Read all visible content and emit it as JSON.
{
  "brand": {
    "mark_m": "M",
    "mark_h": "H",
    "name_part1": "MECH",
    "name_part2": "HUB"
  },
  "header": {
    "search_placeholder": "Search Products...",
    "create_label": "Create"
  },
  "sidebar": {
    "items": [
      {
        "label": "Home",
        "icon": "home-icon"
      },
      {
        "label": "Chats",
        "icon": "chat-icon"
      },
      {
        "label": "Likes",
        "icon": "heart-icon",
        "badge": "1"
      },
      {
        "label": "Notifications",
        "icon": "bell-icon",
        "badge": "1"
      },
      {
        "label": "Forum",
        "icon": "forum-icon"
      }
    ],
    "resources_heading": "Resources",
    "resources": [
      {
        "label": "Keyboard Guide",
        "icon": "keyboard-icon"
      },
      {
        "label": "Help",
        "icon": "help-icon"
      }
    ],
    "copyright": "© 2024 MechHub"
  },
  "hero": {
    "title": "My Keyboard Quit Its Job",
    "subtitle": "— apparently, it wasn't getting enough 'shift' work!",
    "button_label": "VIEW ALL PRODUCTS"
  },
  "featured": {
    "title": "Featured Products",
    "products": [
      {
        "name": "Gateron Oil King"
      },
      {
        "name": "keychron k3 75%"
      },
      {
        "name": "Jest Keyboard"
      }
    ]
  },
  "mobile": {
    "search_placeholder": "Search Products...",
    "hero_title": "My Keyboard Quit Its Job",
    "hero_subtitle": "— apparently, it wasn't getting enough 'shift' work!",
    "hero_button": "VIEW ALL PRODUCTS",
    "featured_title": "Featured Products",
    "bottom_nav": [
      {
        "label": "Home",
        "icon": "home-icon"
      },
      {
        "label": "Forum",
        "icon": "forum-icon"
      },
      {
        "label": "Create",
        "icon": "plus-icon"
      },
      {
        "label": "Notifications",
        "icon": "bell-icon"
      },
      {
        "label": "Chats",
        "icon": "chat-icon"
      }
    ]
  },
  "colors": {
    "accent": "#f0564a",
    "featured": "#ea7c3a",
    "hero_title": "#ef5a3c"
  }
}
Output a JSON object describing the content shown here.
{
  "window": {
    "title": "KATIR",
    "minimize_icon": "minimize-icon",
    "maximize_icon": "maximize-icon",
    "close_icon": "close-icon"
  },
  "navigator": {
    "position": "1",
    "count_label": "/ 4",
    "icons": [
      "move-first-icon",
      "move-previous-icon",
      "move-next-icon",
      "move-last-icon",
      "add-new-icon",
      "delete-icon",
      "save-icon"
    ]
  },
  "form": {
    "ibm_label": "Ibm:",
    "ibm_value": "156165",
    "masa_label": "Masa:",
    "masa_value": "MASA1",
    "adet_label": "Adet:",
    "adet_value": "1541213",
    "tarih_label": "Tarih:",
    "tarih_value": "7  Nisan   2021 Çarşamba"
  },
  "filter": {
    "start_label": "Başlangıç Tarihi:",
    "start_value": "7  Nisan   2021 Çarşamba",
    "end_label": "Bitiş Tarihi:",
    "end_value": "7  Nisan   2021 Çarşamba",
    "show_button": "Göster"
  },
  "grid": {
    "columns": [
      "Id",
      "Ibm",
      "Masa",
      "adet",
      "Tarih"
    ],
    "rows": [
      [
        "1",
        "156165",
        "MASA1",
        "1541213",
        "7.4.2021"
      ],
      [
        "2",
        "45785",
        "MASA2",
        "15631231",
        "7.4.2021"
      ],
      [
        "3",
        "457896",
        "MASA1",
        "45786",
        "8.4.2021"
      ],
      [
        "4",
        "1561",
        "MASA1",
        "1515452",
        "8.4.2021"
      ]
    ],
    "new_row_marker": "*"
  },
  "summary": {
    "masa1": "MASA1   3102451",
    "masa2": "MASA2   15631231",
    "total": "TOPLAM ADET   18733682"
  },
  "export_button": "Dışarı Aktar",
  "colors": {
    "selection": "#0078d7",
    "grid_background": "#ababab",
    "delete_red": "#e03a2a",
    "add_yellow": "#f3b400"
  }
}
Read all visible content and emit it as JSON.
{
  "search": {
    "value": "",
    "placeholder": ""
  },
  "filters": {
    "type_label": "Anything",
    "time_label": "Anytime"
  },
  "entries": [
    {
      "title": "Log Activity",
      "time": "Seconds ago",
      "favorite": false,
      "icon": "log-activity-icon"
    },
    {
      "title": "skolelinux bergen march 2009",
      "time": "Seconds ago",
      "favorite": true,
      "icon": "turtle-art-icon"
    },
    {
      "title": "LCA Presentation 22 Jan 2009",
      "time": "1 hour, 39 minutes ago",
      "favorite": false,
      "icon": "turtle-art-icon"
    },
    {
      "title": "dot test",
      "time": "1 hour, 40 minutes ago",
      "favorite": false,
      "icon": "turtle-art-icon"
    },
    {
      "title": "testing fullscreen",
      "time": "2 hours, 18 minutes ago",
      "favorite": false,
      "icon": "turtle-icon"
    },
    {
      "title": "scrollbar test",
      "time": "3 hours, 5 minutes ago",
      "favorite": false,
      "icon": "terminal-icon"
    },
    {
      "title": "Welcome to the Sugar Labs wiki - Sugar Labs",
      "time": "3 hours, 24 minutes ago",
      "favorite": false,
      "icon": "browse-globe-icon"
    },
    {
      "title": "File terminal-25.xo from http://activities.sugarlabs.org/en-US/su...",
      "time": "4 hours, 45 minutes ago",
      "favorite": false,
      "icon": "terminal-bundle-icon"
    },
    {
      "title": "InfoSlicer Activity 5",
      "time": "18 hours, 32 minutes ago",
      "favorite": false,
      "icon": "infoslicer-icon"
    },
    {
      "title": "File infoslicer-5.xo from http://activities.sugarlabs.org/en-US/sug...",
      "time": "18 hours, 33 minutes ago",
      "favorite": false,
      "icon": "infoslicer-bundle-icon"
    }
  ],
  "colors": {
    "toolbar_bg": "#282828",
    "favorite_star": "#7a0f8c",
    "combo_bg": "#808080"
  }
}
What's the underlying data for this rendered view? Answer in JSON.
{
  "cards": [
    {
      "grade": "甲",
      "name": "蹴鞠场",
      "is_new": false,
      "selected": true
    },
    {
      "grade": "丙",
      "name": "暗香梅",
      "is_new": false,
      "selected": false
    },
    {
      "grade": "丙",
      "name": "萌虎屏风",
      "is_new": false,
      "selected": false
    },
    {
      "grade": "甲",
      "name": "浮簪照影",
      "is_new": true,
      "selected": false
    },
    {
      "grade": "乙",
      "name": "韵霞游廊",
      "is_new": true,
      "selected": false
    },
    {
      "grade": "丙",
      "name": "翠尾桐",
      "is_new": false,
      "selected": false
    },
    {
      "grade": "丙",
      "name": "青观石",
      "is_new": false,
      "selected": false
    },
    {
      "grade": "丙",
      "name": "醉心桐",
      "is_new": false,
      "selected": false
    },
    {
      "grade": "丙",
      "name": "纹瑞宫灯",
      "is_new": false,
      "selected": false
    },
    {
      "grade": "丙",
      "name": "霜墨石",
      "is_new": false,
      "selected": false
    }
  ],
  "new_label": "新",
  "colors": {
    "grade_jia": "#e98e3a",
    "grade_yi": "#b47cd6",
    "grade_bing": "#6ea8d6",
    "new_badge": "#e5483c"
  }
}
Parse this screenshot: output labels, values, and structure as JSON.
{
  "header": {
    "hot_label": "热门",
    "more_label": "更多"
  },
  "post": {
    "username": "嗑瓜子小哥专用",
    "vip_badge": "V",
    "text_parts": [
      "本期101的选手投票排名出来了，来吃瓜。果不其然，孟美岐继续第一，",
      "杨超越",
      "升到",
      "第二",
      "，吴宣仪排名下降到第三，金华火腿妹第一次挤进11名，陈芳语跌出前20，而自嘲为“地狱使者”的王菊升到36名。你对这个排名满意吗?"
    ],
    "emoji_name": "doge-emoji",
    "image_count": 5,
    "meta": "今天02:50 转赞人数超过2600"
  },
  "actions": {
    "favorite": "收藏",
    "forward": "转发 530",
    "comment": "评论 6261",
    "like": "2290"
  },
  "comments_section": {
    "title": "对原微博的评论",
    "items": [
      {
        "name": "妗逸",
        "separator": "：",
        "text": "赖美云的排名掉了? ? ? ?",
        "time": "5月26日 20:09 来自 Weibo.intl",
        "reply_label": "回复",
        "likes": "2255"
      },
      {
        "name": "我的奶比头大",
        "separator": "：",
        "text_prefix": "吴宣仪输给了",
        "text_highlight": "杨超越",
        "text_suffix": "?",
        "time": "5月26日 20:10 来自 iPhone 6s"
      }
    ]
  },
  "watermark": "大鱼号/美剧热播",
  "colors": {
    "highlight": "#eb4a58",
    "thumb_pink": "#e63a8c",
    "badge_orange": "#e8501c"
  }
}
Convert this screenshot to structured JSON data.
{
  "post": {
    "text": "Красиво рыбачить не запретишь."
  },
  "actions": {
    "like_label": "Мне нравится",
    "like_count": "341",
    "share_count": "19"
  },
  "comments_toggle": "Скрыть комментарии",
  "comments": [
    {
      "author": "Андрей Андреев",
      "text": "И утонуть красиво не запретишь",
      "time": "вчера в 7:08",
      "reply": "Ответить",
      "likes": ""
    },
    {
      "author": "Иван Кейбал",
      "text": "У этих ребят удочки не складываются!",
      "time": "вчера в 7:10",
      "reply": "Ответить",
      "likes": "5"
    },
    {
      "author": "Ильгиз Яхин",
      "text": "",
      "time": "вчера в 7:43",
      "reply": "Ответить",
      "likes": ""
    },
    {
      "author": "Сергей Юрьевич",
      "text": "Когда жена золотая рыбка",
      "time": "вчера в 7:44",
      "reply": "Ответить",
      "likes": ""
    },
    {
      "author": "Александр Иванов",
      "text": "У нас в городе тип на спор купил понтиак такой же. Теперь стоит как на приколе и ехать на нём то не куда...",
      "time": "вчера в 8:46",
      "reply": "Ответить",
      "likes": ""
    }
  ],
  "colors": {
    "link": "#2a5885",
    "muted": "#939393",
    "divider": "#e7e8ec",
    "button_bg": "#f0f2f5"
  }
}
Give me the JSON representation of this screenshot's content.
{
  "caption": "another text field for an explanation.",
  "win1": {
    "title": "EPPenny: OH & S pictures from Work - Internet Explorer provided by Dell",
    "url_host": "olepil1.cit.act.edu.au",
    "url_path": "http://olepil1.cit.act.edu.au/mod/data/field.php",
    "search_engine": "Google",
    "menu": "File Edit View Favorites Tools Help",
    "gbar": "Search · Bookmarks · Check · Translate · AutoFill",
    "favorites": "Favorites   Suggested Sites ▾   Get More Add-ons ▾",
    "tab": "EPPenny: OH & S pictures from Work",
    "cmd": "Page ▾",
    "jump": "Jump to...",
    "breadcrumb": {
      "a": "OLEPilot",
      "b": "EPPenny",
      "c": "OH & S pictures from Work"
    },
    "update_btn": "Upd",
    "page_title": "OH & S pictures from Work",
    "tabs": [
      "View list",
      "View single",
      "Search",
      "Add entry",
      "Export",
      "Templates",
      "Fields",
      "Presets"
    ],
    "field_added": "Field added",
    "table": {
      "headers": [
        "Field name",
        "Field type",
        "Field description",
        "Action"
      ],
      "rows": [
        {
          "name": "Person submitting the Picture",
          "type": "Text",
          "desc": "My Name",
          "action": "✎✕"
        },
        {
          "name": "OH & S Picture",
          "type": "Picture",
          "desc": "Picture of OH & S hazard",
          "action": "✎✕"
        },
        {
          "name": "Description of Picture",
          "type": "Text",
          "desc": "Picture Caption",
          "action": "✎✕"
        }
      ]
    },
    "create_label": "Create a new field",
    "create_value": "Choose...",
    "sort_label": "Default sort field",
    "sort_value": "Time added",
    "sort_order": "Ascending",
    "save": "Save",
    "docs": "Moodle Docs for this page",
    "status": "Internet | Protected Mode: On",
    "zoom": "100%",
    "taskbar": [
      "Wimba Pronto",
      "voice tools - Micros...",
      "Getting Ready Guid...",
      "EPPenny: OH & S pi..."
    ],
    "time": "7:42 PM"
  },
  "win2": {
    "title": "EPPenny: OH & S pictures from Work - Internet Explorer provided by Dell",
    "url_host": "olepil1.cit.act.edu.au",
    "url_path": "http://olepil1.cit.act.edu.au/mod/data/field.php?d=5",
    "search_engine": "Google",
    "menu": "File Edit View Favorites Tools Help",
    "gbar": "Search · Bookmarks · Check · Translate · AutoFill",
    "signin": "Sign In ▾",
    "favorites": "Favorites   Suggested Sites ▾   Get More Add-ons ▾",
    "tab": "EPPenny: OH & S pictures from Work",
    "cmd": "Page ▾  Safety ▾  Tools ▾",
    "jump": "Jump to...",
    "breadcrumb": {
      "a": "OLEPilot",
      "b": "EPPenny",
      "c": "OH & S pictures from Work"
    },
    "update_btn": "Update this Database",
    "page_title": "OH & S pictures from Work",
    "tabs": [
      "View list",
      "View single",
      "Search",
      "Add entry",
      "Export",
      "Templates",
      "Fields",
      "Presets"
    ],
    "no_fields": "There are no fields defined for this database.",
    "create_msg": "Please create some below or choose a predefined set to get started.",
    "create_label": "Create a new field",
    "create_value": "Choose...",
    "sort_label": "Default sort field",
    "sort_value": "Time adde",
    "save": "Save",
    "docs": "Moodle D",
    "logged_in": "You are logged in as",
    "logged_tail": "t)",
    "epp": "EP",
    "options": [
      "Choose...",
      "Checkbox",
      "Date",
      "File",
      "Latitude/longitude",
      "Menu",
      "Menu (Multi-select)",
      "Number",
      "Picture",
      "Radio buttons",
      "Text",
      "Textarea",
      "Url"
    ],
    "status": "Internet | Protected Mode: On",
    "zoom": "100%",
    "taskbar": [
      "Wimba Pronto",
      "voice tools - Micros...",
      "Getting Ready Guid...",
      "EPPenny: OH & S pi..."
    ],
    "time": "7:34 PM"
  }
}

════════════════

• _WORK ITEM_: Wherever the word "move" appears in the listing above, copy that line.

• _WRITTEN SOLUTION_:
      "move-first-icon",
      "move-previous-icon",
      "move-next-icon",
      "move-last-icon",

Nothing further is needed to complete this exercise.